As if we didn’t have enough problems with the toxic world we live in. There are a very large number of chemicals that we are unconsciously exposed to. Many of these are well documented to cause problems. Many cause cancer. But what about the drugs we knowingly take in? Maybe we assume they are safe and won’t cause cancer.

 But what if they do? I know there are times that I sound like a broken record. It sometimes seems that I hammer on pharmaceutical approaches to disease and how damaging it can be. My goal, however, is to enlighten my patients to just how dangerous and wrong a society based almost exclusively on drugs to fix problems is. At the same time offer solutions to the problems for which my patients are taking the drugs.

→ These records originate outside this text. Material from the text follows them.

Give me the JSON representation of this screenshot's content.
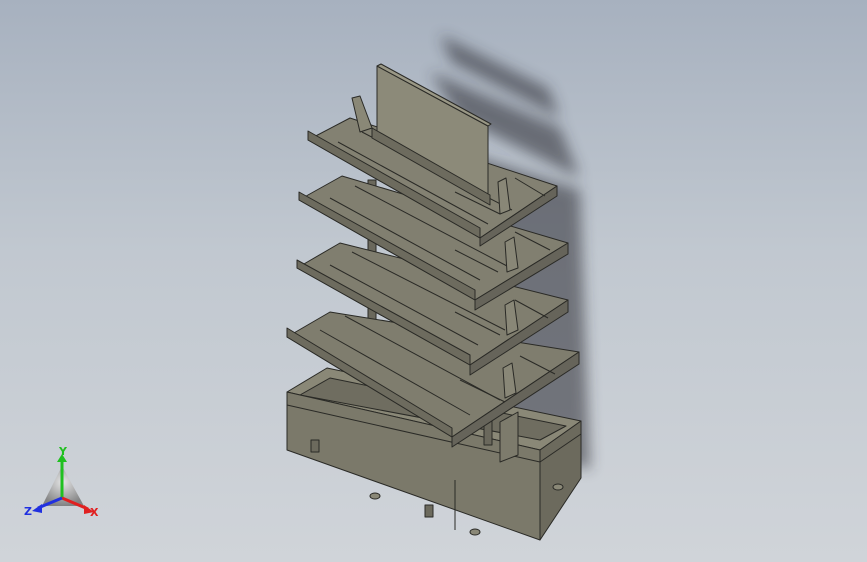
{
  "window": {
    "title": ""
  },
  "viewport": {
    "background_top": "#a7b1bf",
    "background_bottom": "#d0d4d9",
    "model_color": "#7d7b6c",
    "model_edge_color": "#2a2a26"
  },
  "triad": {
    "x_label": "X",
    "y_label": "Y",
    "z_label": "Z",
    "x_color": "#e02020",
    "y_color": "#20c020",
    "z_color": "#2030e0"
  }
}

All too often patients don’t want to make significant lifestyle changes. I think this is because they mistakenly believe that the drug they are going to take is going to actually help them prevent the chronic disease they are concerned about (i.e. statins for preventing a heart attack or stroke). This is rarely the case. Rather, many of our drugs do little to change the long term outcome; worse, they increase the risk for what we are trying to prevent or increase the risk of another condition.

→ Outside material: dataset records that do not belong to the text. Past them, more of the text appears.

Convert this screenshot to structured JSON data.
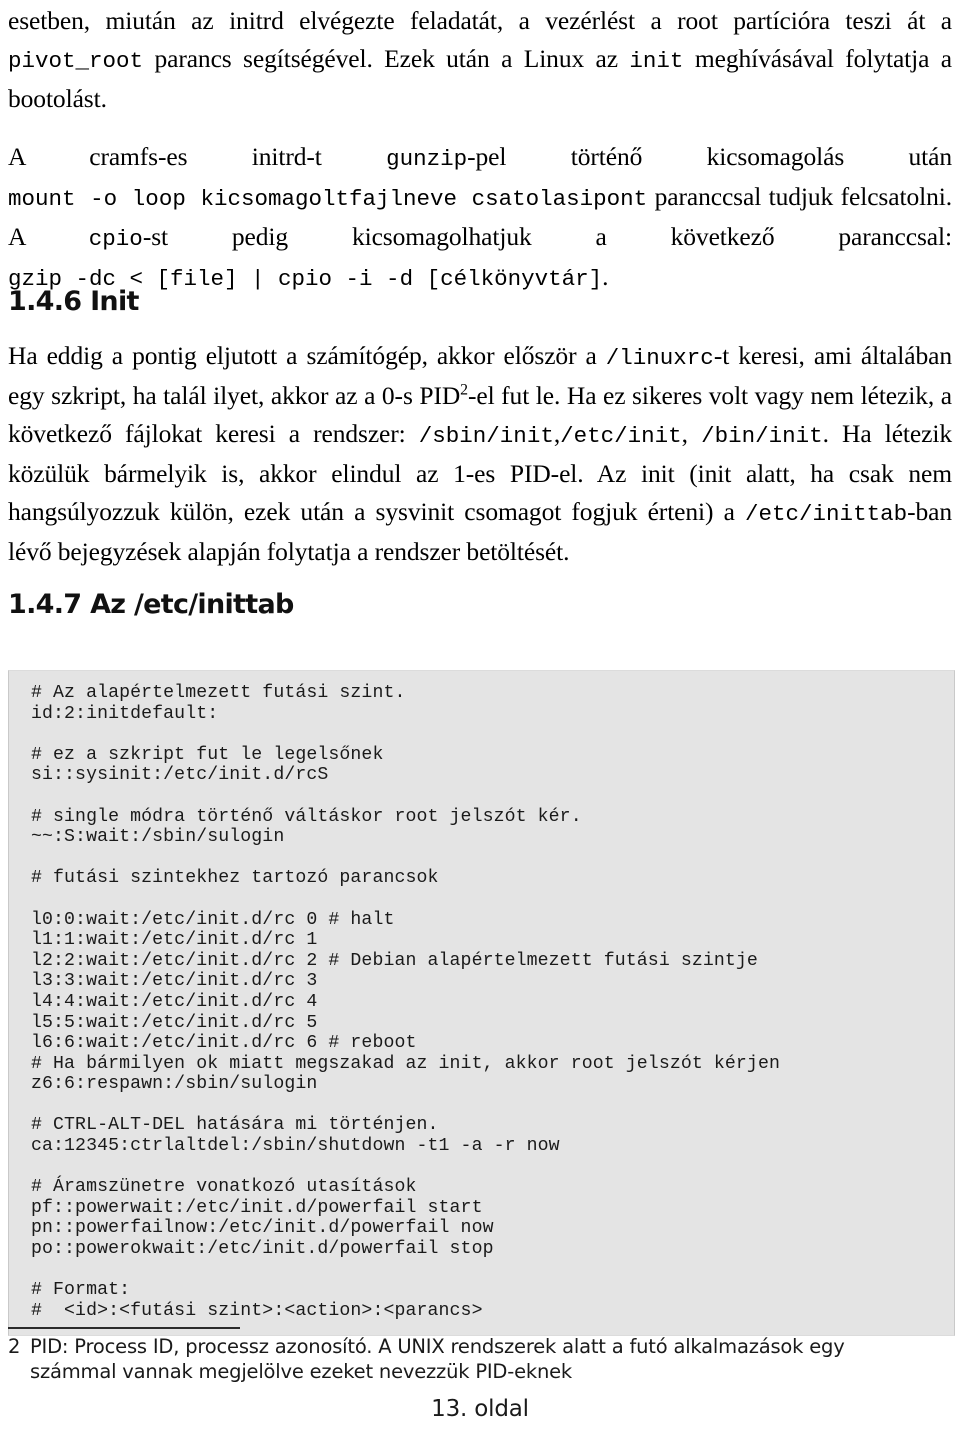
{
  "document": {
    "language": "hu",
    "page_number_label": "13. oldal"
  },
  "intro_paragraphs": [
    {
      "id": "p1",
      "segments": [
        {
          "type": "text",
          "text": "esetben, miután az initrd elvégezte feladatát, a vezérlést a root partícióra teszi át a "
        },
        {
          "type": "code",
          "text": "pivot_root"
        },
        {
          "type": "text",
          "text": " parancs segítségével. Ezek után a Linux az "
        },
        {
          "type": "code",
          "text": "init"
        },
        {
          "type": "text",
          "text": " meghívásával folytatja a bootolást."
        }
      ],
      "plain": "esetben, miután az initrd elvégezte feladatát, a vezérlést a root partícióra teszi át a pivot_root parancs segítségével. Ezek után a Linux az init meghívásával folytatja a bootolást."
    },
    {
      "id": "p2",
      "segments": [
        {
          "type": "text",
          "text": "A cramfs-es initrd-t "
        },
        {
          "type": "code",
          "text": "gunzip"
        },
        {
          "type": "text",
          "text": "-pel történő kicsomagolás után "
        },
        {
          "type": "code",
          "text": "mount -o loop kicsomagoltfajlneve csatolasipont"
        },
        {
          "type": "text",
          "text": " paranccsal tudjuk felcsatolni. A "
        },
        {
          "type": "code",
          "text": "cpio"
        },
        {
          "type": "text",
          "text": "-st pedig kicsomagolhatjuk a következő paranccsal: "
        },
        {
          "type": "code",
          "text": "gzip -dc < [file] | cpio -i -d [célkönyvtár]"
        },
        {
          "type": "text",
          "text": "."
        }
      ],
      "plain": "A cramfs-es initrd-t gunzip-pel történő kicsomagolás után mount -o loop kicsomagoltfajlneve csatolasipont paranccsal tudjuk felcsatolni. A cpio-st pedig kicsomagolhatjuk a következő paranccsal: gzip -dc < [file] | cpio -i -d [célkönyvtár]."
    }
  ],
  "sections": [
    {
      "id": "1.4.6",
      "heading": "1.4.6 Init",
      "body_plain": "Ha eddig a pontig eljutott a számítógép, akkor először a /linuxrc-t keresi, ami általában egy szkript, ha talál ilyet, akkor az a 0-s PID2-el fut le. Ha ez sikeres volt vagy nem létezik, a következő fájlokat keresi a rendszer: /sbin/init, /etc/init, /bin/init. Ha létezik közülük bármelyik is, akkor elindul az 1-es PID-el. Az init (init alatt, ha csak nem hangsúlyozzuk külön, ezek után a sysvinit csomagot fogjuk érteni) a /etc/inittab-ban lévő bejegyzések alapján folytatja a rendszer betöltését.",
      "text_parts": {
        "t1": "Ha eddig a pontig eljutott a számítógép, akkor először a ",
        "c1": "/linuxrc",
        "t2": "-t keresi, ami általában egy szkript, ha talál ilyet, akkor az a 0-s PID",
        "sup1": "2",
        "t3": "-el fut le. Ha ez sikeres volt vagy nem létezik, a következő fájlokat keresi a rendszer: ",
        "c2": "/sbin/init",
        "t4": ",",
        "c3": "/etc/init",
        "t5": ", ",
        "c4": "/bin/init",
        "t6": ". Ha létezik közülük bármelyik is, akkor elindul az 1-es PID-el. Az init (init alatt, ha csak nem hangsúlyozzuk külön, ezek után a sysvinit csomagot fogjuk érteni) a ",
        "c5": "/etc/inittab",
        "t7": "-ban lévő bejegyzések alapján folytatja a rendszer betöltését."
      }
    },
    {
      "id": "1.4.7",
      "heading": "1.4.7 Az /etc/inittab"
    }
  ],
  "code_block": {
    "language": "inittab",
    "background_color": "#e4e4e4",
    "lines": [
      "# Az alapértelmezett futási szint.",
      "id:2:initdefault:",
      "",
      "# ez a szkript fut le legelsőnek",
      "si::sysinit:/etc/init.d/rcS",
      "",
      "# single módra történő váltáskor root jelszót kér.",
      "~~:S:wait:/sbin/sulogin",
      "",
      "# futási szintekhez tartozó parancsok",
      "",
      "l0:0:wait:/etc/init.d/rc 0 # halt",
      "l1:1:wait:/etc/init.d/rc 1",
      "l2:2:wait:/etc/init.d/rc 2 # Debian alapértelmezett futási szintje",
      "l3:3:wait:/etc/init.d/rc 3",
      "l4:4:wait:/etc/init.d/rc 4",
      "l5:5:wait:/etc/init.d/rc 5",
      "l6:6:wait:/etc/init.d/rc 6 # reboot",
      "# Ha bármilyen ok miatt megszakad az init, akkor root jelszót kérjen",
      "z6:6:respawn:/sbin/sulogin",
      "",
      "# CTRL-ALT-DEL hatására mi történjen.",
      "ca:12345:ctrlaltdel:/sbin/shutdown -t1 -a -r now",
      "",
      "# Áramszünetre vonatkozó utasítások",
      "pf::powerwait:/etc/init.d/powerfail start",
      "pn::powerfailnow:/etc/init.d/powerfail now",
      "po::powerokwait:/etc/init.d/powerfail stop",
      "",
      "# Format:",
      "#  <id>:<futási szint>:<action>:<parancs>"
    ],
    "text": "# Az alapértelmezett futási szint.\nid:2:initdefault:\n\n# ez a szkript fut le legelsőnek\nsi::sysinit:/etc/init.d/rcS\n\n# single módra történő váltáskor root jelszót kér.\n~~:S:wait:/sbin/sulogin\n\n# futási szintekhez tartozó parancsok\n\nl0:0:wait:/etc/init.d/rc 0 # halt\nl1:1:wait:/etc/init.d/rc 1\nl2:2:wait:/etc/init.d/rc 2 # Debian alapértelmezett futási szintje\nl3:3:wait:/etc/init.d/rc 3\nl4:4:wait:/etc/init.d/rc 4\nl5:5:wait:/etc/init.d/rc 5\nl6:6:wait:/etc/init.d/rc 6 # reboot\n# Ha bármilyen ok miatt megszakad az init, akkor root jelszót kérjen\nz6:6:respawn:/sbin/sulogin\n\n# CTRL-ALT-DEL hatására mi történjen.\nca:12345:ctrlaltdel:/sbin/shutdown -t1 -a -r now\n\n# Áramszünetre vonatkozó utasítások\npf::powerwait:/etc/init.d/powerfail start\npn::powerfailnow:/etc/init.d/powerfail now\npo::powerokwait:/etc/init.d/powerfail stop\n\n# Format:\n#  <id>:<futási szint>:<action>:<parancs>"
  },
  "footnote": {
    "number": "2",
    "line1": "PID: Process ID, processz azonosító. A UNIX rendszerek alatt a futó alkalmazások egy",
    "line2": "számmal vannak megjelölve ezeket nevezzük PID-eknek",
    "full": "2 PID: Process ID, processz azonosító. A UNIX rendszerek alatt a futó alkalmazások egy számmal vannak megjelölve ezeket nevezzük PID-eknek"
  }
}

In this case, several drugs used for management of blood pressure (angiotensin II receptor blockers, diuretics) increased the risk of cancer in general. Considering that another popular class of drugs for high blood pressure, the beta-blockers, increase the risk of stroke and diabetes, it doesn’t leave many drug options to control blood pressure that are safe. Thiazide diuretics have also been shown to increase the risk of stroke.

Luckily, many studies have found natural ways to lower your blood pressure.  These include:

  • Berry intake has been shown to lower blood pressure
  • Cocoa and tea have been shown to lower blood pressure
  • Biofeedback using the Resperate has been shown to lower blood pressure
  • Switching from daiy to non-GMO, organic soy milk

Of course, these are in addition to an overall anti-diabetic lifestyle that avoids refined carbs, omega-6 fatty acids and cuts overall calories while increasing activity levels.

James Bogash

For more than a decade, Dr. Bogash has stayed current with the medical literature as it relates to physiology, disease prevention and disease management. He uses his knowledge to educate patients, the community and cyberspace on the best way to avoid and / or manage chronic diseases using lifestyle and targeted supplementation.